by MC Escher
I give form to in daylight is only one per cent
of what I have seen in darkness."
Quoted in D MacHale, Comic Sections (Dublin 1993)
"By keenly confronting the enigmas that surround
us, and by considering and analysing the observations
that I have made, I ended up in the domain of mathematics,
Although I am absolutely without training in the
exact sciences, I often seem to have more in common
with mathematicians than with my fellow artists."
Quoted in E Maor, To infinity and beyond (Princeton
"The laws of mathematics are not merely human
inventions or creations. They simply 'are'; they
exist quite independently of the human intellect.
The most that any(one) ... can do is to find that
they are there and to take cognizance of them."
Maurits Cornelis Escher is
one of the world's most famous graphic artists.
He is most famous for his so-called impossible structures,
such as Ascending and Descending, Relativity, his
Transformation Prints, such as Metamorphosis I,
Metamorphosis II and Metamorphosis III, Sky &
Water I or Reptiles.
But he also made some wonderful, more realistic
work during the time he lived and traveled in Italy.
Castrovalva for example, where one already can see
Escher's fascination for high and low, close by
and far away. The lithograph Atrani, a small town
on the Amalfi Coast was made in 1931, but comes
back for example, in his masterpiece Metamorphosis
I and II.
Escher, during his lifetime, made 448 lithographs,
woodcuts and wood engravings and over 2000 drawings
and sketches. Like some of his famous predecessors,
- Michelangelo, Leonardo da Vinci, Dürer and

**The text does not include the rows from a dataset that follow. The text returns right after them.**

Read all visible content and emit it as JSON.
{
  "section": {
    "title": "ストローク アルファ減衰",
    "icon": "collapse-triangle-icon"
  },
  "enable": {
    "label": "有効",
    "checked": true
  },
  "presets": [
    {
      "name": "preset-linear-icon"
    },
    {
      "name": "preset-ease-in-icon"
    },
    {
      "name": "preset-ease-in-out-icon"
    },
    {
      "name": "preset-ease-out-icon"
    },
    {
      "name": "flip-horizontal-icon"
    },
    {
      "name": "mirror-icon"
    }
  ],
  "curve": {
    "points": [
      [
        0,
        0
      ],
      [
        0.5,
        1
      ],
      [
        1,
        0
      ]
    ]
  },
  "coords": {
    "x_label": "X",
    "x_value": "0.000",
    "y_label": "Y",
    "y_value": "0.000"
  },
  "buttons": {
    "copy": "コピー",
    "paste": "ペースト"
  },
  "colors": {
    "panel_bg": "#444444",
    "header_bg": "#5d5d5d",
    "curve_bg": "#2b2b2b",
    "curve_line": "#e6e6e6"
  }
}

Holbein-, M.C. Escher was left-handed.
Apart from being a graphic artist, M.C. Escher illustrated
books, designed tapestries, postage stamps and murals.
He was born in Leeuwarden, the Netherlands, as the
fourth and youngest son of a civil engineer. After
5 years the family moved to Arnhem where Escher
spent most of his youth. After failing his high
school exams, Maurits ultimately was enrolled in
the School for Architecture and Decorative Arts
After only one week, he informed his father that
he would rather study graphic art instead of architecture,
as he had shown his drawings and linoleum cuts to
his graphic teacher Samuel Jessurun de Mesquita,
who encouraged him to continue with graphic arts.
After finishing school, he traveled extensively
through Italy, where he met his wife Jetta Umiker,
whom he married in 1924. They settled in Rome, where
they stayed until 1935. During these 11 years, Escher
would travel each year throughout Italy, drawing
and sketching for the various prints he would make
when he returned home.
of these sketches he would later use for various
other lithographs and/or woodcuts and wood engravings,
for example the background in the lithograph Waterfall
stems from his Italian period, or the trees reflecting
in the woodcut Puddle, which are the same trees
Escher used in his woodcut "Pineta of Calvi",
which he made in 1932.
M.C. Escher became fascinated by the regular Division
of the Plane, when he first visited the Alhambra,
a fourteen century Moorish castle in Granada, Spain
in 1922. During the years in Switzerland and throughout
the Second World War, he vigorously pursued his
hobby, by drawing 62 of the total of 137 Regular
Division Drawings he would make in his lifetime.
He would extend his passion for the Regular Division
of the Plane, by using some of his drawings as the
basis for yet another hobby, carving beech wood
He played with architecture, perspective and impossible
from mcescher.com, official mc escher site.